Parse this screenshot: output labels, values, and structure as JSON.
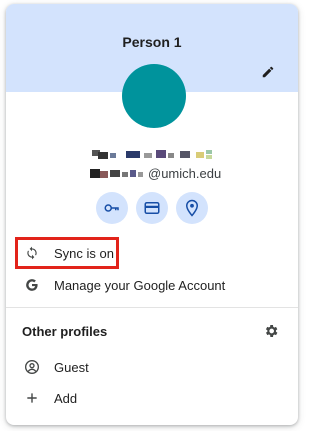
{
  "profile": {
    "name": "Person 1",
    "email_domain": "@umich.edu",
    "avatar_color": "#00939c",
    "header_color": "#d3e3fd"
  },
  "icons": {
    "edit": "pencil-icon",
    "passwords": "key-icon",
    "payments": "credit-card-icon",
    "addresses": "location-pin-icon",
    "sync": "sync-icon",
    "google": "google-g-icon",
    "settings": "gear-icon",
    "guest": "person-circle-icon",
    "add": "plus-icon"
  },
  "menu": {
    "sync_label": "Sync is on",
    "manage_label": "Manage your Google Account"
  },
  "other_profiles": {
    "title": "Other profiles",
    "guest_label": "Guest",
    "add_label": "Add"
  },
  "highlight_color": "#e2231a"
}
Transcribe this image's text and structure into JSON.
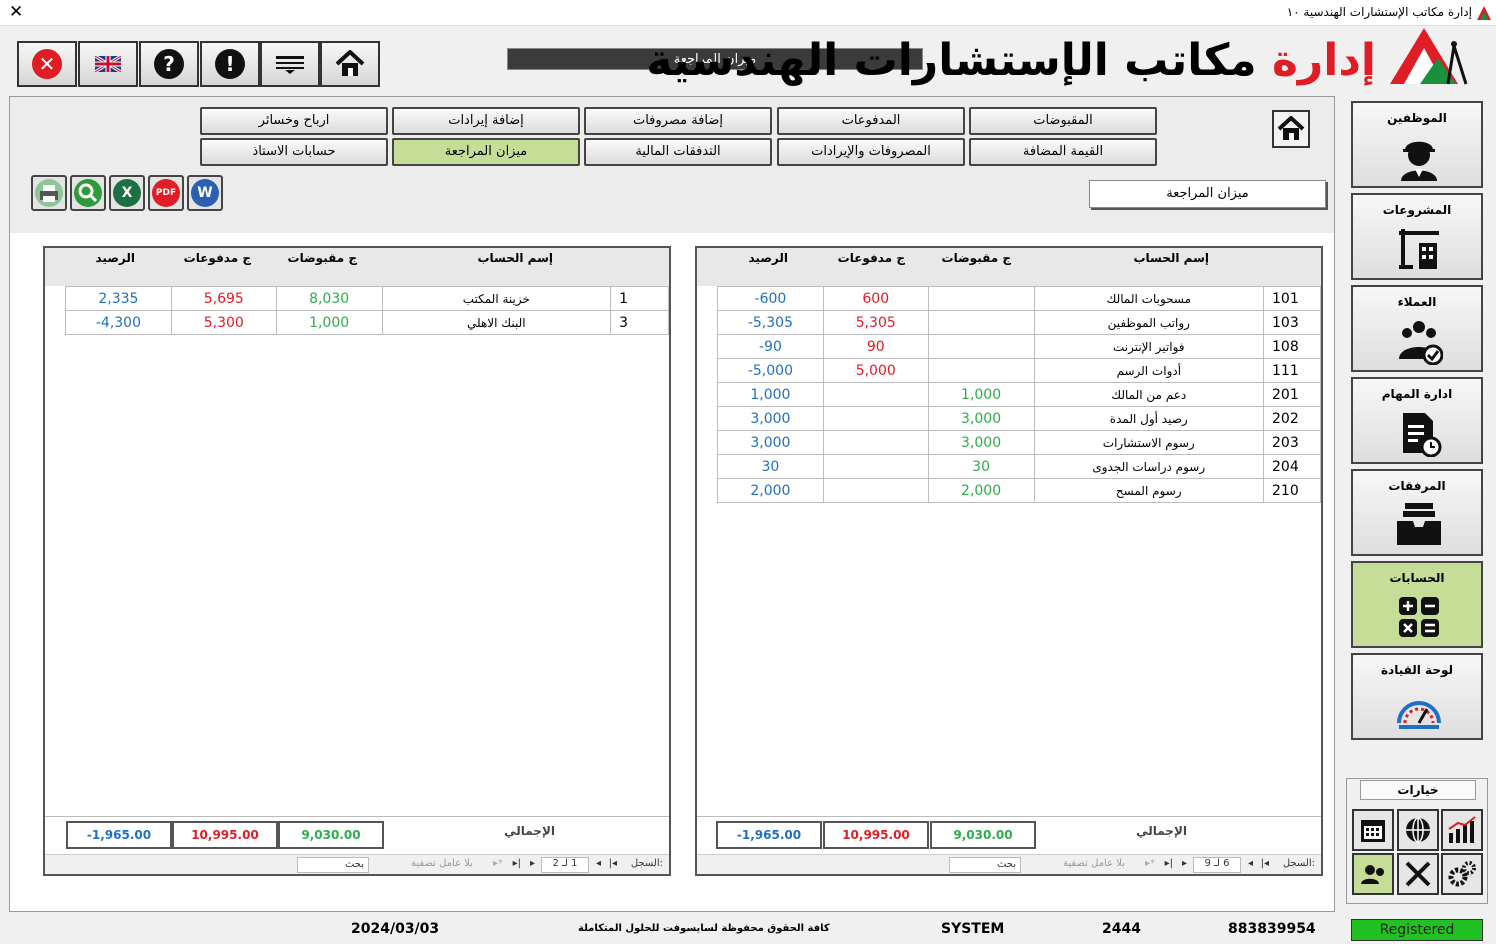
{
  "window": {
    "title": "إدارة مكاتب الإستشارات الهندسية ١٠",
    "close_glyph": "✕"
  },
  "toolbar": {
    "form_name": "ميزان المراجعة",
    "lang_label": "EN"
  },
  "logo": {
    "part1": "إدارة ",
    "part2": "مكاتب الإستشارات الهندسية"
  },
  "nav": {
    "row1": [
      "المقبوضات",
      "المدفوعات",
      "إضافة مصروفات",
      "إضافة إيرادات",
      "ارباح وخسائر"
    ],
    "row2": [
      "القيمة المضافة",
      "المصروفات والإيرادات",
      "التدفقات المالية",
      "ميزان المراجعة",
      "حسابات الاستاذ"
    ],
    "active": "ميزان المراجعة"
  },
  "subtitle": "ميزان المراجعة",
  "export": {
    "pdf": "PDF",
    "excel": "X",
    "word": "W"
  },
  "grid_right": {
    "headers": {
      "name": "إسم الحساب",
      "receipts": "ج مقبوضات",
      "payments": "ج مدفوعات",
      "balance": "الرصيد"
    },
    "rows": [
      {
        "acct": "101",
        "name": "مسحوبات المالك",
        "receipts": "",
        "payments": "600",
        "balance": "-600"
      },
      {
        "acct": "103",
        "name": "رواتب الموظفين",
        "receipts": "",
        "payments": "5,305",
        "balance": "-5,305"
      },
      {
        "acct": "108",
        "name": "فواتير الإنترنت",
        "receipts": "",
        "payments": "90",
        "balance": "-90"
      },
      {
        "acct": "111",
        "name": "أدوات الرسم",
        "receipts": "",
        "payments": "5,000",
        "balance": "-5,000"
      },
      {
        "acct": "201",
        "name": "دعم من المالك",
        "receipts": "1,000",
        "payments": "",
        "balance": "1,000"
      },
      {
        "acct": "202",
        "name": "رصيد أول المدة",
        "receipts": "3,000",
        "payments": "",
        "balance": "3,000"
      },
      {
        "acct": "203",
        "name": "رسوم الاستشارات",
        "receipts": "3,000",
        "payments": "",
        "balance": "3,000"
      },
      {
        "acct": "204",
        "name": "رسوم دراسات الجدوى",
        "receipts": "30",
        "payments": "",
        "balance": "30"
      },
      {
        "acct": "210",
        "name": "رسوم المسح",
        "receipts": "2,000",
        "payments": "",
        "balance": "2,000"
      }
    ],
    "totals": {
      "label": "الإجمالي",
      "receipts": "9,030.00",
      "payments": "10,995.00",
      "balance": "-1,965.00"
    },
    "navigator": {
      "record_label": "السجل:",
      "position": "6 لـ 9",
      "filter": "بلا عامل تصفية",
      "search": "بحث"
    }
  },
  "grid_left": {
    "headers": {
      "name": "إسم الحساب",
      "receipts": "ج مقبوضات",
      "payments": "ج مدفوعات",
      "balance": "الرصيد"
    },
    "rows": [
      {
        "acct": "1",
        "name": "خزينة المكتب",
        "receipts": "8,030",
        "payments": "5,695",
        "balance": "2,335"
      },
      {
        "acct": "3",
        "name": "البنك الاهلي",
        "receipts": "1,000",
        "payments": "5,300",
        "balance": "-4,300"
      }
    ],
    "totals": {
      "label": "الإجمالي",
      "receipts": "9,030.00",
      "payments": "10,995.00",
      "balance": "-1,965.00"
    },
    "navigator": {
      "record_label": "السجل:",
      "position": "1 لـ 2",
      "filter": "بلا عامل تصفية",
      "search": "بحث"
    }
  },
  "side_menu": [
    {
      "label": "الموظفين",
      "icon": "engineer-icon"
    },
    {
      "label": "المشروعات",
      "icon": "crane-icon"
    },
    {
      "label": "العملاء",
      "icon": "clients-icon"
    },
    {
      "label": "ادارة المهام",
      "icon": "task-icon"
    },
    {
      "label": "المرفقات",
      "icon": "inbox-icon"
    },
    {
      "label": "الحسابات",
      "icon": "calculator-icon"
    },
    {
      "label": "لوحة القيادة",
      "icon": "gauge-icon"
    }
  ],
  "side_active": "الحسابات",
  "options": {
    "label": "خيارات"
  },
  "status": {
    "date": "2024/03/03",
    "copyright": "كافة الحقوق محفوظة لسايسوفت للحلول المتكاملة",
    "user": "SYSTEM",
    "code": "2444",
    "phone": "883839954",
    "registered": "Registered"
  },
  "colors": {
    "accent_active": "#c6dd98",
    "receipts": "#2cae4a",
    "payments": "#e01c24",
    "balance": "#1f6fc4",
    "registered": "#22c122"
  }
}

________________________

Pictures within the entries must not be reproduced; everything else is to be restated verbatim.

Parse this screenshot: output labels, values, and structure as JSON.
{
  "profile": {
    "name": "Person 1",
    "email_domain": "@umich.edu",
    "avatar_color": "#00939c",
    "header_color": "#d3e3fd"
  },
  "icons": {
    "edit": "pencil-icon",
    "passwords": "key-icon",
    "payments": "credit-card-icon",
    "addresses": "location-pin-icon",
    "sync": "sync-icon",
    "google": "google-g-icon",
    "settings": "gear-icon",
    "guest": "person-circle-icon",
    "add": "plus-icon"
  },
  "menu": {
    "sync_label": "Sync is on",
    "manage_label": "Manage your Google Account"
  },
  "other_profiles": {
    "title": "Other profiles",
    "guest_label": "Guest",
    "add_label": "Add"
  },
  "highlight_color": "#e2231a"
}
Transcribe this image's text and structure into JSON.
{
  "window": {
    "title": "إدارة مكاتب الإستشارات الهندسية ١٠",
    "close_glyph": "✕"
  },
  "toolbar": {
    "form_name": "ميزان المراجعة",
    "lang_label": "EN"
  },
  "logo": {
    "part1": "إدارة ",
    "part2": "مكاتب الإستشارات الهندسية"
  },
  "nav": {
    "row1": [
      "المقبوضات",
      "المدفوعات",
      "إضافة مصروفات",
      "إضافة إيرادات",
      "ارباح وخسائر"
    ],
    "row2": [
      "القيمة المضافة",
      "المصروفات والإيرادات",
      "التدفقات المالية",
      "ميزان المراجعة",
      "حسابات الاستاذ"
    ],
    "active": "ميزان المراجعة"
  },
  "subtitle": "ميزان المراجعة",
  "export": {
    "pdf": "PDF",
    "excel": "X",
    "word": "W"
  },
  "grid_right": {
    "headers": {
      "name": "إسم الحساب",
      "receipts": "ج مقبوضات",
      "payments": "ج مدفوعات",
      "balance": "الرصيد"
    },
    "rows": [
      {
        "acct": "101",
        "name": "مسحوبات المالك",
        "receipts": "",
        "payments": "600",
        "balance": "-600"
      },
      {
        "acct": "103",
        "name": "رواتب الموظفين",
        "receipts": "",
        "payments": "5,305",
        "balance": "-5,305"
      },
      {
        "acct": "108",
        "name": "فواتير الإنترنت",
        "receipts": "",
        "payments": "90",
        "balance": "-90"
      },
      {
        "acct": "111",
        "name": "أدوات الرسم",
        "receipts": "",
        "payments": "5,000",
        "balance": "-5,000"
      },
      {
        "acct": "201",
        "name": "دعم من المالك",
        "receipts": "1,000",
        "payments": "",
        "balance": "1,000"
      },
      {
        "acct": "202",
        "name": "رصيد أول المدة",
        "receipts": "3,000",
        "payments": "",
        "balance": "3,000"
      },
      {
        "acct": "203",
        "name": "رسوم الاستشارات",
        "receipts": "3,000",
        "payments": "",
        "balance": "3,000"
      },
      {
        "acct": "204",
        "name": "رسوم دراسات الجدوى",
        "receipts": "30",
        "payments": "",
        "balance": "30"
      },
      {
        "acct": "210",
        "name": "رسوم المسح",
        "receipts": "2,000",
        "payments": "",
        "balance": "2,000"
      }
    ],
    "totals": {
      "label": "الإجمالي",
      "receipts": "9,030.00",
      "payments": "10,995.00",
      "balance": "-1,965.00"
    },
    "navigator": {
      "record_label": "السجل:",
      "position": "6 لـ 9",
      "filter": "بلا عامل تصفية",
      "search": "بحث"
    }
  },
  "grid_left": {
    "headers": {
      "name": "إسم الحساب",
      "receipts": "ج مقبوضات",
      "payments": "ج مدفوعات",
      "balance": "الرصيد"
    },
    "rows": [
      {
        "acct": "1",
        "name": "خزينة المكتب",
        "receipts": "8,030",
        "payments": "5,695",
        "balance": "2,335"
      },
      {
        "acct": "3",
        "name": "البنك الاهلي",
        "receipts": "1,000",
        "payments": "5,300",
        "balance": "-4,300"
      }
    ],
    "totals": {
      "label": "الإجمالي",
      "receipts": "9,030.00",
      "payments": "10,995.00",
      "balance": "-1,965.00"
    },
    "navigator": {
      "record_label": "السجل:",
      "position": "1 لـ 2",
      "filter": "بلا عامل تصفية",
      "search": "بحث"
    }
  },
  "side_menu": [
    {
      "label": "الموظفين",
      "icon": "engineer-icon"
    },
    {
      "label": "المشروعات",
      "icon": "crane-icon"
    },
    {
      "label": "العملاء",
      "icon": "clients-icon"
    },
    {
      "label": "ادارة المهام",
      "icon": "task-icon"
    },
    {
      "label": "المرفقات",
      "icon": "inbox-icon"
    },
    {
      "label": "الحسابات",
      "icon": "calculator-icon"
    },
    {
      "label": "لوحة القيادة",
      "icon": "gauge-icon"
    }
  ],
  "side_active": "الحسابات",
  "options": {
    "label": "خيارات"
  },
  "status": {
    "date": "2024/03/03",
    "copyright": "كافة الحقوق محفوظة لسايسوفت للحلول المتكاملة",
    "user": "SYSTEM",
    "code": "2444",
    "phone": "883839954",
    "registered": "Registered"
  },
  "colors": {
    "accent_active": "#c6dd98",
    "receipts": "#2cae4a",
    "payments": "#e01c24",
    "balance": "#1f6fc4",
    "registered": "#22c122"
  }
}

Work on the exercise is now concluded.